WHAT IS REQUIRED — Pictures excluded, copy all of the data below exactly.

SOURCE INFORMATION —
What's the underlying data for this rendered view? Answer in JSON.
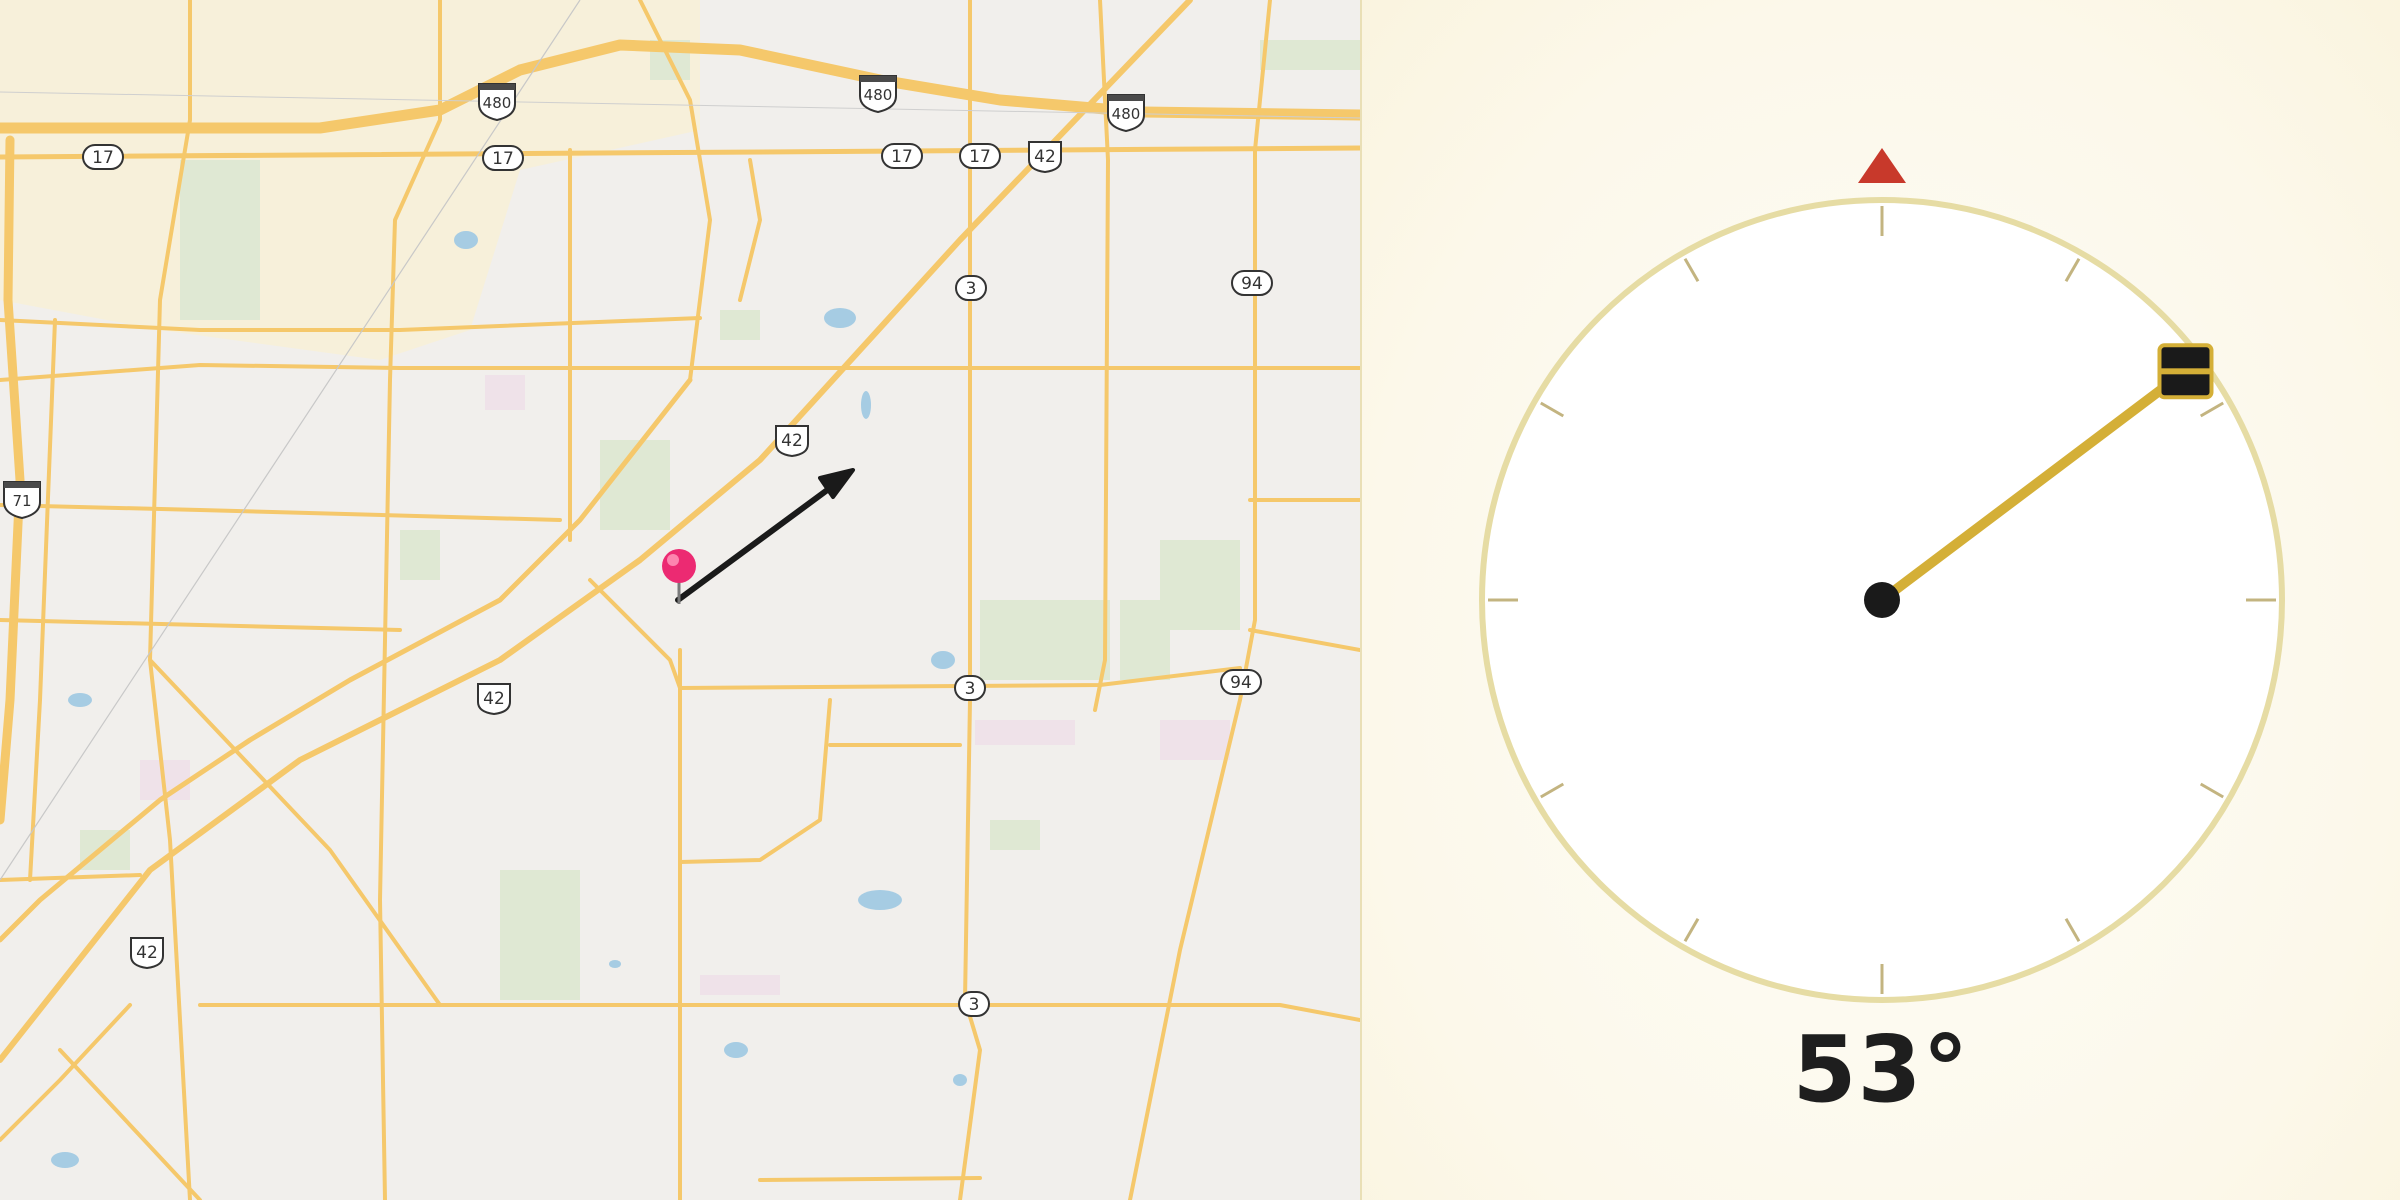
{
  "map": {
    "route_labels": [
      {
        "type": "interstate",
        "number": "480"
      },
      {
        "type": "interstate",
        "number": "480"
      },
      {
        "type": "interstate",
        "number": "480"
      },
      {
        "type": "interstate",
        "number": "71"
      },
      {
        "type": "state",
        "number": "17"
      },
      {
        "type": "state",
        "number": "17"
      },
      {
        "type": "state",
        "number": "17"
      },
      {
        "type": "state",
        "number": "17"
      },
      {
        "type": "us",
        "number": "42"
      },
      {
        "type": "us",
        "number": "42"
      },
      {
        "type": "us",
        "number": "42"
      },
      {
        "type": "us",
        "number": "42"
      },
      {
        "type": "state",
        "number": "3"
      },
      {
        "type": "state",
        "number": "3"
      },
      {
        "type": "state",
        "number": "3"
      },
      {
        "type": "state",
        "number": "94"
      },
      {
        "type": "state",
        "number": "94"
      }
    ],
    "pin_icon": "map-pin-icon",
    "direction_arrow_icon": "direction-arrow-icon"
  },
  "compass": {
    "heading_value": 53,
    "heading_label": "53°",
    "north_marker_icon": "north-triangle-icon",
    "colors": {
      "north_marker": "#c8392b",
      "needle": "#d4af37",
      "ring": "#e6dca4",
      "tick": "#c3b480",
      "hub": "#1a1a1a"
    }
  }
}
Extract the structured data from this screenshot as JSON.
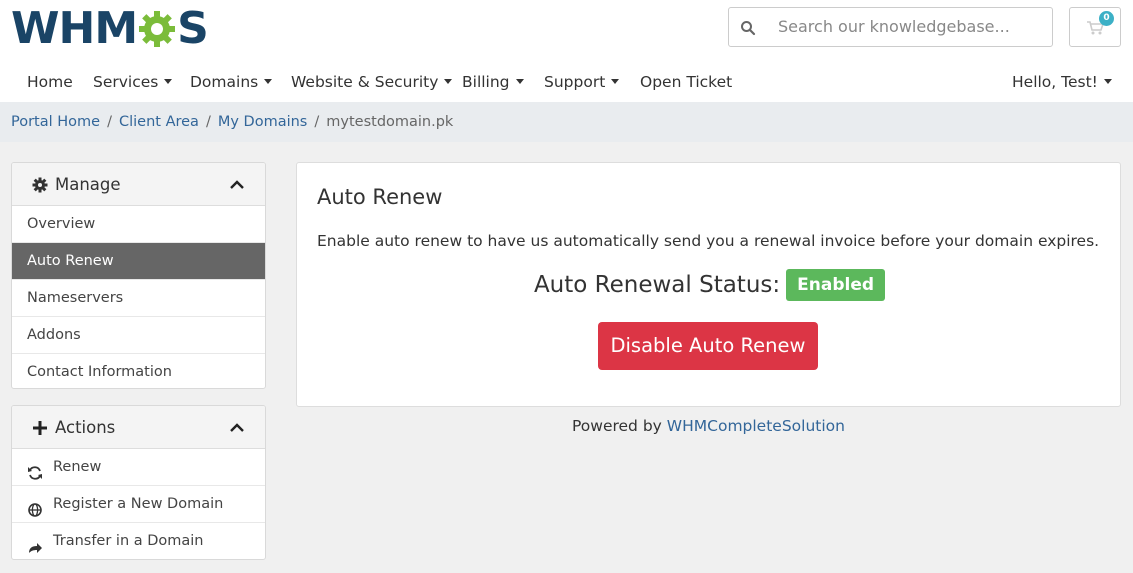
{
  "brand": {
    "logo_prefix": "WHM",
    "logo_suffix": "S",
    "colors": {
      "navy": "#1a4466",
      "green": "#7bbc3a",
      "link": "#336699",
      "danger": "#dc3545",
      "success": "#5cb85c"
    }
  },
  "search": {
    "placeholder": "Search our knowledgebase...",
    "icon": "search-icon"
  },
  "cart": {
    "count": "0",
    "icon": "cart-icon"
  },
  "nav": {
    "items": [
      {
        "label": "Home",
        "dropdown": false
      },
      {
        "label": "Services",
        "dropdown": true
      },
      {
        "label": "Domains",
        "dropdown": true
      },
      {
        "label": "Website & Security",
        "dropdown": true
      },
      {
        "label": "Billing",
        "dropdown": true
      },
      {
        "label": "Support",
        "dropdown": true
      },
      {
        "label": "Open Ticket",
        "dropdown": false
      }
    ],
    "user": "Hello, Test!"
  },
  "breadcrumb": {
    "items": [
      "Portal Home",
      "Client Area",
      "My Domains"
    ],
    "current": "mytestdomain.pk",
    "separator": "/"
  },
  "sidebar": {
    "manage": {
      "title": "Manage",
      "icon": "gear-icon",
      "items": [
        "Overview",
        "Auto Renew",
        "Nameservers",
        "Addons",
        "Contact Information"
      ],
      "active": "Auto Renew"
    },
    "actions": {
      "title": "Actions",
      "icon": "plus-icon",
      "items": [
        {
          "label": "Renew",
          "icon": "refresh-icon"
        },
        {
          "label": "Register a New Domain",
          "icon": "globe-icon"
        },
        {
          "label": "Transfer in a Domain",
          "icon": "share-arrow-icon"
        }
      ]
    }
  },
  "main": {
    "title": "Auto Renew",
    "description": "Enable auto renew to have us automatically send you a renewal invoice before your domain expires.",
    "status_label": "Auto Renewal Status:",
    "status_value": "Enabled",
    "button_label": "Disable Auto Renew"
  },
  "footer": {
    "prefix": "Powered by",
    "link": "WHMCompleteSolution"
  }
}
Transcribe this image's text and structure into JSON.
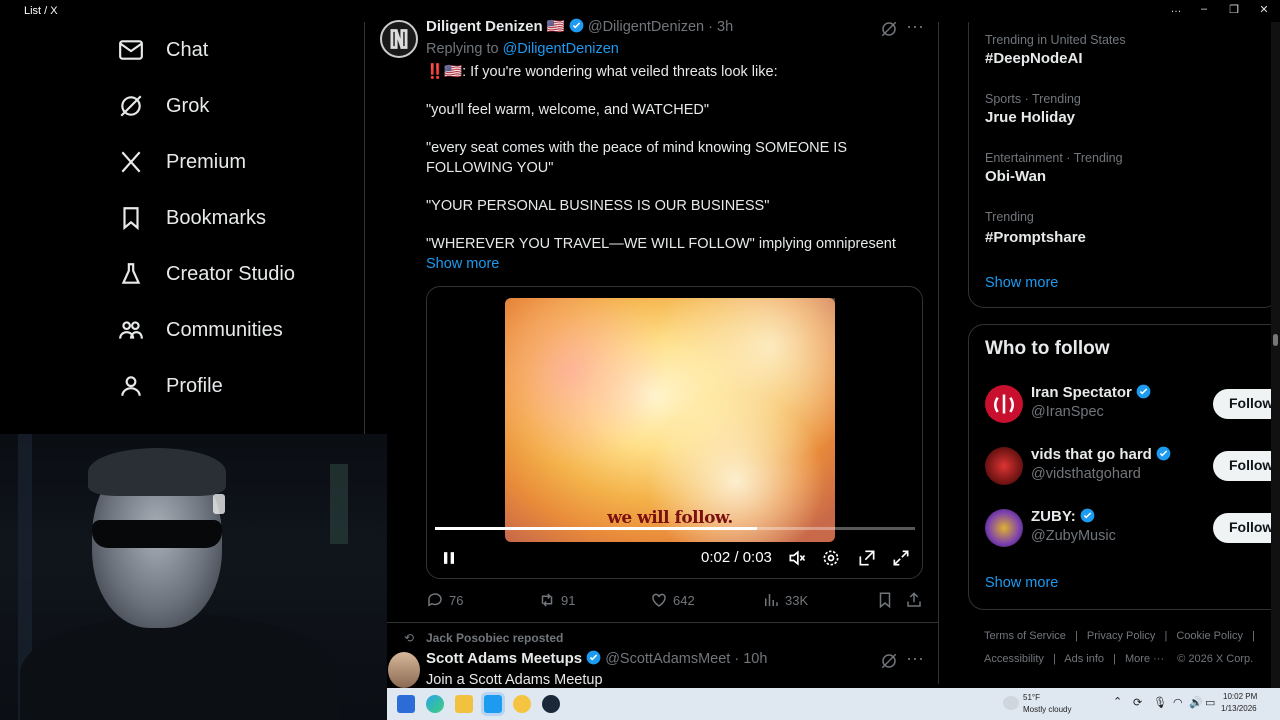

EXPECTED ANSWER —
What's the underlying data for this rendered view? Answer in JSON.
{
  "map": {
    "route_labels": [
      {
        "type": "interstate",
        "number": "480"
      },
      {
        "type": "interstate",
        "number": "480"
      },
      {
        "type": "interstate",
        "number": "480"
      },
      {
        "type": "interstate",
        "number": "71"
      },
      {
        "type": "state",
        "number": "17"
      },
      {
        "type": "state",
        "number": "17"
      },
      {
        "type": "state",
        "number": "17"
      },
      {
        "type": "state",
        "number": "17"
      },
      {
        "type": "us",
        "number": "42"
      },
      {
        "type": "us",
        "number": "42"
      },
      {
        "type": "us",
        "number": "42"
      },
      {
        "type": "us",
        "number": "42"
      },
      {
        "type": "state",
        "number": "3"
      },
      {
        "type": "state",
        "number": "3"
      },
      {
        "type": "state",
        "number": "3"
      },
      {
        "type": "state",
        "number": "94"
      },
      {
        "type": "state",
        "number": "94"
      }
    ],
    "pin_icon": "map-pin-icon",
    "direction_arrow_icon": "direction-arrow-icon"
  },
  "compass": {
    "heading_value": 53,
    "heading_label": "53°",
    "north_marker_icon": "north-triangle-icon",
    "colors": {
      "north_marker": "#c8392b",
      "needle": "#d4af37",
      "ring": "#e6dca4",
      "tick": "#c3b480",
      "hub": "#1a1a1a"
    }
  }
}
Extract the structured data from this screenshot as JSON.
{
  "brand": {
    "logo_prefix": "WHM",
    "logo_suffix": "S",
    "colors": {
      "navy": "#1a4466",
      "green": "#7bbc3a",
      "link": "#336699",
      "danger": "#dc3545",
      "success": "#5cb85c"
    }
  },
  "search": {
    "placeholder": "Search our knowledgebase...",
    "icon": "search-icon"
  },
  "cart": {
    "count": "0",
    "icon": "cart-icon"
  },
  "nav": {
    "items": [
      {
        "label": "Home",
        "dropdown": false
      },
      {
        "label": "Services",
        "dropdown": true
      },
      {
        "label": "Domains",
        "dropdown": true
      },
      {
        "label": "Website & Security",
        "dropdown": true
      },
      {
        "label": "Billing",
        "dropdown": true
      },
      {
        "label": "Support",
        "dropdown": true
      },
      {
        "label": "Open Ticket",
        "dropdown": false
      }
    ],
    "user": "Hello, Test!"
  },
  "breadcrumb": {
    "items": [
      "Portal Home",
      "Client Area",
      "My Domains"
    ],
    "current": "mytestdomain.pk",
    "separator": "/"
  },
  "sidebar": {
    "manage": {
      "title": "Manage",
      "icon": "gear-icon",
      "items": [
        "Overview",
        "Auto Renew",
        "Nameservers",
        "Addons",
        "Contact Information"
      ],
      "active": "Auto Renew"
    },
    "actions": {
      "title": "Actions",
      "icon": "plus-icon",
      "items": [
        {
          "label": "Renew",
          "icon": "refresh-icon"
        },
        {
          "label": "Register a New Domain",
          "icon": "globe-icon"
        },
        {
          "label": "Transfer in a Domain",
          "icon": "share-arrow-icon"
        }
      ]
    }
  },
  "main": {
    "title": "Auto Renew",
    "description": "Enable auto renew to have us automatically send you a renewal invoice before your domain expires.",
    "status_label": "Auto Renewal Status:",
    "status_value": "Enabled",
    "button_label": "Disable Auto Renew"
  },
  "footer": {
    "prefix": "Powered by",
    "link": "WHMCompleteSolution"
  }
}
Transcribe this image's text and structure into JSON.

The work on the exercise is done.